})
})

Next we handle showing the default.

it('shows three links by default', () => {
const mockLinks = ['One', 'Two', 'Three', 'Four'];
const { queryByText } = setup({links: mockLinks});
expect(queryByText(/Four/i)).not.toBeInTheDocument();
})

For me, this test is super clean. I can know everything important about this inside the "it block". Generally, I'm weakly opposed to multiple expects in a block but that case makes sense. I suppose some folks would dislike this next test since it's basically the same. Reasonable arguments could be made about duplication, or perhaps how you don't need to have a test that tests super similar things. I like this test duplication.

it('more than three links are rendered on click', () => {
const mockLinks = ['One', 'Two', 'Three', 'Four'];
const {
queryByText, getByText, getByRole
} = setup({links: mockLinks});
expect(queryByText(/Four/i)).not.toBeInTheDocument();
userEvent.click(getByRole('button'));
expect(getByText(/Four/i)).toBeInTheDocument();
})

Look how clean! One thing to note here is that I'm getting by role button. A few months ago I would have used a getByText(/View more/i) for that. But suppose marketing decides they want to change that to Show more. Your test, for how many links show, fails. It's a little thing, but I think it's nicer. Also, it forces you to make a small react component, rather than some 300 line monstrosity.

If we want, we can add that fourth test (which would fail if we don't fix the example code).

it('shows no button when there are fewer than 3 links', () => {
const mockLinks = ['One', 'Two'];
const { queryByRole } = setup({links: mockLinks});
expect(queryByRole('button')).not.toBeInTheDocument();
// This is also okay I just wouldn't do it now
// expect(queryByText(/View more/i)).not.toBeInTheDocument();
})

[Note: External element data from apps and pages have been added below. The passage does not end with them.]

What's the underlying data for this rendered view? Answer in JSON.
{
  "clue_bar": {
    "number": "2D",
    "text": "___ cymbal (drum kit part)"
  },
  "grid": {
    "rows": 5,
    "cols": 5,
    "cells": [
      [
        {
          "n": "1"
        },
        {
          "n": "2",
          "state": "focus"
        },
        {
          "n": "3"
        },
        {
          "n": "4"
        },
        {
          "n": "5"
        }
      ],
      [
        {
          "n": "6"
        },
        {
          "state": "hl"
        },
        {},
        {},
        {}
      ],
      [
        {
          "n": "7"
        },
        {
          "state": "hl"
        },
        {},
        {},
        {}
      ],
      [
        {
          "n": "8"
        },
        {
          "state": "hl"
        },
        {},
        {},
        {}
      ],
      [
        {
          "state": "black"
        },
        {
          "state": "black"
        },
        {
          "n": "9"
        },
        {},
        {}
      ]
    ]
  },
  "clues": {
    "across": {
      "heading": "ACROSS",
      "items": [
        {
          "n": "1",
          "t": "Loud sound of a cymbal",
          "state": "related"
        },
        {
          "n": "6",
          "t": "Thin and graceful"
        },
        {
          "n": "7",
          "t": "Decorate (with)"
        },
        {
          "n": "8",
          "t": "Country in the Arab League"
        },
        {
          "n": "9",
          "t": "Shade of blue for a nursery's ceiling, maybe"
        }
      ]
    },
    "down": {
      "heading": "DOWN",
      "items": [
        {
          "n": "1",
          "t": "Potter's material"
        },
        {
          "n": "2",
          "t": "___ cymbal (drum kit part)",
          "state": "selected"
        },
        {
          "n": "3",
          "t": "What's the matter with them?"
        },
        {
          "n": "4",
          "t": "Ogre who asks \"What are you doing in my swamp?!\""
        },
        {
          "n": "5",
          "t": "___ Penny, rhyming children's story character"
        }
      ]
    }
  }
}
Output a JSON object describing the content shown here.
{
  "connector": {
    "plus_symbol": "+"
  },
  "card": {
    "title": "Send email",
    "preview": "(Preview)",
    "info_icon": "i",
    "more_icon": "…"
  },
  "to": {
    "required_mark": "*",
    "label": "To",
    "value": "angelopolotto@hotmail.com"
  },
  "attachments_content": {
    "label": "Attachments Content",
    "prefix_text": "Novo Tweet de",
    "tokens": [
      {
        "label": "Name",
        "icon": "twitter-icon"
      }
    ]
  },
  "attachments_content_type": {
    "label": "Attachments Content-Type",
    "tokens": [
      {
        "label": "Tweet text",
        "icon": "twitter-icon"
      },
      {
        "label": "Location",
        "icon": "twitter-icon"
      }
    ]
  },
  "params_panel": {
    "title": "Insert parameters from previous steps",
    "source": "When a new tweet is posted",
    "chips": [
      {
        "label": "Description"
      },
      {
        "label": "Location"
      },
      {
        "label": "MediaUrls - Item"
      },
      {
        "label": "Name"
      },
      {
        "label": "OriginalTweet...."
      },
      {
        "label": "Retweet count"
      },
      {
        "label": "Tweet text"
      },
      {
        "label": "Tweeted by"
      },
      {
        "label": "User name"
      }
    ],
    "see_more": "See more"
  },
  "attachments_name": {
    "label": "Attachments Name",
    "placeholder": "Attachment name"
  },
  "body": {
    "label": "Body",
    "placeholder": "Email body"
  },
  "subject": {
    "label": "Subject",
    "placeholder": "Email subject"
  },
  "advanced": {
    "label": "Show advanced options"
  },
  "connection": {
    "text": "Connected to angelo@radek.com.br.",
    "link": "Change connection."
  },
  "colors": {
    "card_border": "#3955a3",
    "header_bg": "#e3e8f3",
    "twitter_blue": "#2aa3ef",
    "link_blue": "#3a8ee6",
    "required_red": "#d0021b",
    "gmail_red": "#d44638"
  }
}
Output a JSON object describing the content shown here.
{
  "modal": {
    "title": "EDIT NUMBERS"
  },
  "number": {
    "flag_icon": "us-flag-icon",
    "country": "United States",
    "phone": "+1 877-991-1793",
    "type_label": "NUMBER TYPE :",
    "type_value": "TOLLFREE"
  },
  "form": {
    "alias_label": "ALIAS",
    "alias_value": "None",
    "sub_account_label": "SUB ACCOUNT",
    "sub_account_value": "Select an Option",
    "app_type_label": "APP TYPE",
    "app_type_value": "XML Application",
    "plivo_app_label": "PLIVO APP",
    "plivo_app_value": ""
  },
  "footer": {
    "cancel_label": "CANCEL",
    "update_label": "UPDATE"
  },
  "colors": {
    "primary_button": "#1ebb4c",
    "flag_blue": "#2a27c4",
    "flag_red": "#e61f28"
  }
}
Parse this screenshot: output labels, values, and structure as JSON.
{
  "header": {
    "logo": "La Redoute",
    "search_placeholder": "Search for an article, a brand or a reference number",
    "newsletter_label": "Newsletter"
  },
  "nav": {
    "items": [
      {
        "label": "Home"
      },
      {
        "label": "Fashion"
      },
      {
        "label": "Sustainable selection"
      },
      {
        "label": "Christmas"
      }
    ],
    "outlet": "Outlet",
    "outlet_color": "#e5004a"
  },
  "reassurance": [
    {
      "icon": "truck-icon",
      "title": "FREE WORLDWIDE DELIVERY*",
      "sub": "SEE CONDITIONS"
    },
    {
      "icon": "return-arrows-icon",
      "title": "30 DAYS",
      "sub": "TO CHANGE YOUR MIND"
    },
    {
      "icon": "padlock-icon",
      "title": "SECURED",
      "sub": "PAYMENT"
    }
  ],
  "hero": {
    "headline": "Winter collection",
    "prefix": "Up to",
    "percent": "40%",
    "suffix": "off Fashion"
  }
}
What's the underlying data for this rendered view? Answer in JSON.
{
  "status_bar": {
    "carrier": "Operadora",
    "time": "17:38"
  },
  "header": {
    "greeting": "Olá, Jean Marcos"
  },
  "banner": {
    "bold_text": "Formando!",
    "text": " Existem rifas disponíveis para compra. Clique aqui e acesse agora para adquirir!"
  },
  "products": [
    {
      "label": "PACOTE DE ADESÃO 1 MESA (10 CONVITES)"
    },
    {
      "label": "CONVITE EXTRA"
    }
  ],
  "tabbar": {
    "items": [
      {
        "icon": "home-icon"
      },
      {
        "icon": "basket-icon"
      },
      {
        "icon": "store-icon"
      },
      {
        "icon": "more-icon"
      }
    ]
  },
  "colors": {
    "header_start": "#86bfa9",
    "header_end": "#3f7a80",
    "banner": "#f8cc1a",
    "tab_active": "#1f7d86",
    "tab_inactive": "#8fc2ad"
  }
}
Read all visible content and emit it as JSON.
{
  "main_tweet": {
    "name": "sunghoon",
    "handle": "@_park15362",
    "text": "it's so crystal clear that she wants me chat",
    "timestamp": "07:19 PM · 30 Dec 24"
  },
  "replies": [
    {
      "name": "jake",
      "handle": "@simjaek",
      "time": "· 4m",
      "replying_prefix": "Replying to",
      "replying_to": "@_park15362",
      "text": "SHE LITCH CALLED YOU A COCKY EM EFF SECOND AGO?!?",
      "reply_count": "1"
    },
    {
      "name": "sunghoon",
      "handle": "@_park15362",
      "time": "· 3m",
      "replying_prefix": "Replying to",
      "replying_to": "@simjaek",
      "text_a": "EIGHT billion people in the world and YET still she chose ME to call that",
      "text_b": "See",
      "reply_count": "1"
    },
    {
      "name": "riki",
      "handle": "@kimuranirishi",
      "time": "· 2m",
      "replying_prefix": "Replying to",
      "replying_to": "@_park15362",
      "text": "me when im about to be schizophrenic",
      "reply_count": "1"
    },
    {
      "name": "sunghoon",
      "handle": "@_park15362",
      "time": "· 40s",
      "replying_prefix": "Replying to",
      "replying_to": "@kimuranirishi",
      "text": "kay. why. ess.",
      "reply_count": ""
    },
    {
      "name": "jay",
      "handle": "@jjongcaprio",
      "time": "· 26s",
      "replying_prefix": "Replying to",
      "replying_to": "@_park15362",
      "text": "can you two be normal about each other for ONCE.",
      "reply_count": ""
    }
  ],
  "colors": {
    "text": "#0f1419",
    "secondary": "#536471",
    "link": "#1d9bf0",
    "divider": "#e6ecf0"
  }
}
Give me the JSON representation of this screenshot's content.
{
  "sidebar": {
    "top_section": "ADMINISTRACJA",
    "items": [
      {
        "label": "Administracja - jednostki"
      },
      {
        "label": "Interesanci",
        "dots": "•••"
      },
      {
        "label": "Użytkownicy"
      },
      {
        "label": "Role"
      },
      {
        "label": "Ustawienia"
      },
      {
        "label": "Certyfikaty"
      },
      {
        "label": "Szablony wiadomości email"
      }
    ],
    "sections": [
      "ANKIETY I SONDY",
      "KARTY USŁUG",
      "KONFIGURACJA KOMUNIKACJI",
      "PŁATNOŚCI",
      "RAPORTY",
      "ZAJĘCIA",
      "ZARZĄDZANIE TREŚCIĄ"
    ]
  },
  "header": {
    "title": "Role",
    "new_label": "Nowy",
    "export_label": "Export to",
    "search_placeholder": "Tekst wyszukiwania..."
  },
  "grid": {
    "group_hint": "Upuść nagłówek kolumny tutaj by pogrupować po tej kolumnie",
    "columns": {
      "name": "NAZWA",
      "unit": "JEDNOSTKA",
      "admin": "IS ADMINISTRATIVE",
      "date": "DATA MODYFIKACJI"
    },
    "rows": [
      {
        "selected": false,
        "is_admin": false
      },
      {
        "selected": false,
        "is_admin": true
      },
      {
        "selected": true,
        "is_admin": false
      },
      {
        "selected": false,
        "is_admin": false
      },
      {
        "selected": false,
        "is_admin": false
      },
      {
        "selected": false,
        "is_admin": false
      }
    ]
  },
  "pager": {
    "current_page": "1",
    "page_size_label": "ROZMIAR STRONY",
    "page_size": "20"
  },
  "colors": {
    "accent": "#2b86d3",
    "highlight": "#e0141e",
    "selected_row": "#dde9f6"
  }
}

This simple little pattern has been helpful for me. I typically write more testable code because of this setup function. I'm glad I learned it and it's useful for me. If it's you're kinda thing, you can use this extension. It's not particularly fancy but I made it to make that easier for myself. Maybe it helps you. Message me if this makes sense or you have some other testing tips. I think testing is probably my favorite part of writing code these days.